About 2 months ago, I left the dreary mindset of Wall Street (remember, this was 2 months ago!) and headed to Shanghai for the International PIPEs Conference. I had not been to China since September 2008, which is unusual for me since I usually visit China every quarter,and was curious to experience what the mindset of the Chinese business owner would be given the fact the U.S. and world economy were in a tail spin.
Although reports from China were more positive than the rest of the world, the numbers in China were still down. Upon arriving at the conference hotel lobby on a Sunday night, I was surprised to see so many familiar faces. Although these people were not the Chinese business owners whose mindset I was looking to tap into, it gave me the initial positive feedback I was looking for in China.
After waking up in the middle of the night (which is usual for me the first night I arrive in China based on the time difference; however, this night I didn’t have to think about a work project since the University of Wisconsin’s men’s basketball team was playing Xavier in an NCAA tournament game and I was able to watch a live scoreboard of the game on my Blackberry – my son attends the University of Wisconsin so I have become an avid Badger fan and follow their sports teams!) and getting an early start to the conference the next morning, I became pleasantly surprised as the conference filled with not just the “usual suspects” but an overabundance of Chinese business owners and entrepreneurs.
After speaking with several Chinese business owners and entrepreneurs at the conference, my attitude toward future business in China became as positive as ever. It seems that several people I spoke to were still very interested in the “going public” process in the US. Though they understood that financings were “few and far between” at the moment, they did not necessarily need the financing in the immediate future. In addition, they felt that if they could go public in the next 6 -12 months, that PIPE financings would return, albeit not in the same form or terms as in the past. Basically, they still wanted to access the best financial markets in the world.
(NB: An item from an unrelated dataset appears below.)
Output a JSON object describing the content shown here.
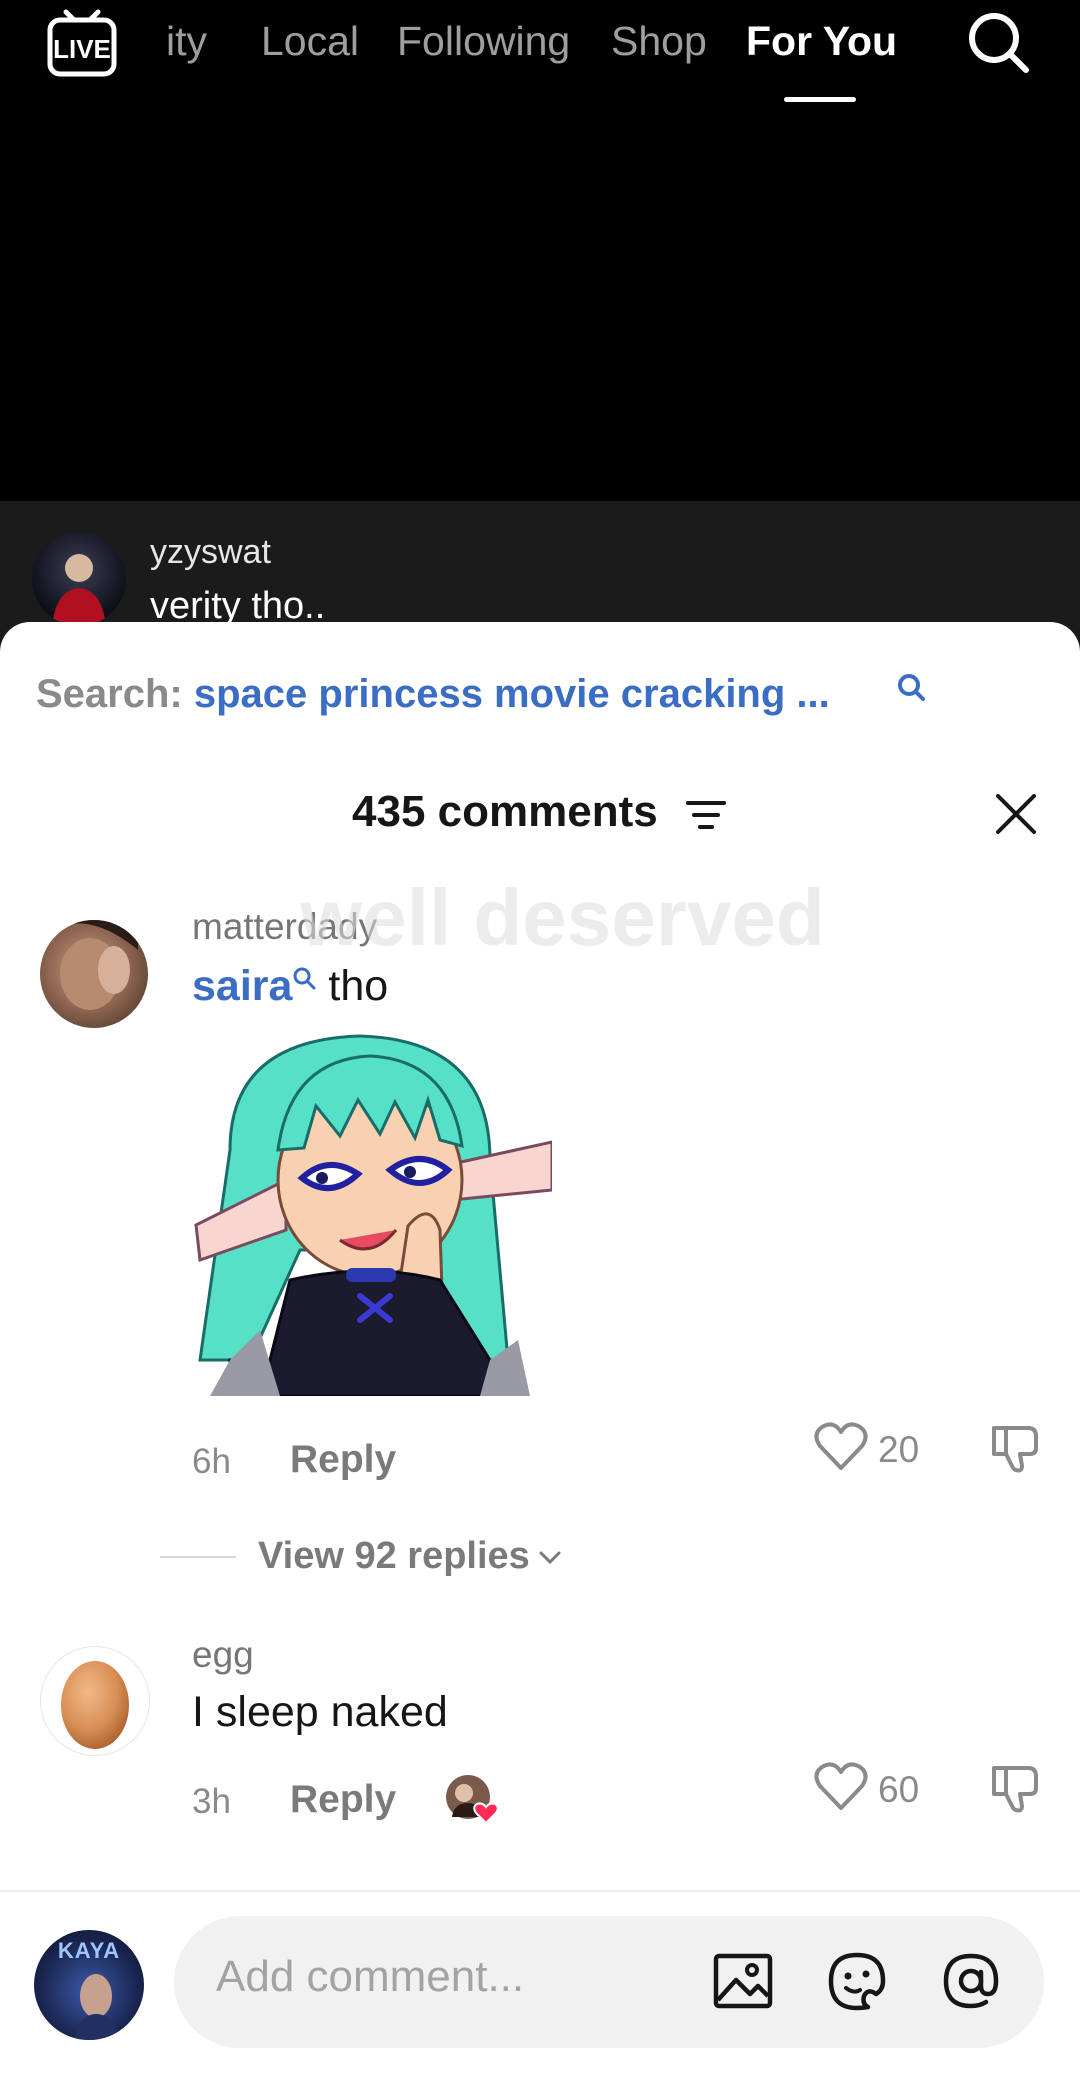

Fast forward to the China Rising Conference in NYC on May 18. We were initially reluctant to sponsor the conference but finally agreed (Crocker Coulson clearly has excellent powers of persuasion!). Our reluctance was based on the fact we did not know what type of attendance to expect. Once again, we were pleasantly surprised. The attendance was excellent. Although there were several executives from US based funds in attendance that previously were consistent and significant players in the Chinese PIPE market and were reluctant to undertake future investments into this market, the general attitude of most people at the conference was that China is still a “hot” area and is here to stay for the immediate future.
Our practice entails domestic transactions as well as Chinese based operating company transactions (Reverse Mergers, PIPEs, Self- Filings). However, for us, the Chinese transactions have been more active than the domestic transactions over the last 9 months. Based on what I have experienced and learned at the 2 recent China focused conferences, my gut feeling is the Chinese market for going public in the US will remain very, very active for the immediate future and beyond. We are presently working on a few China transactions and the format has changed from the traditional APO. I believe this trend will continue.
So, in summary, as I stare out my window and look out at a cold, dreary late May day in the Northeast, I feel comforted by the fact that just as the weather be heating up in the near future, the Chinese market for going public will continue to remain hot.
Richard I. Anslow, Esq.
Anslow + Jaclin LLP
195 Route 9 South | Manalapan, NJ 07726
T 732 409 1212 | F 732 577 1188
firstname.lastname@example.org | www.anslowlaw.com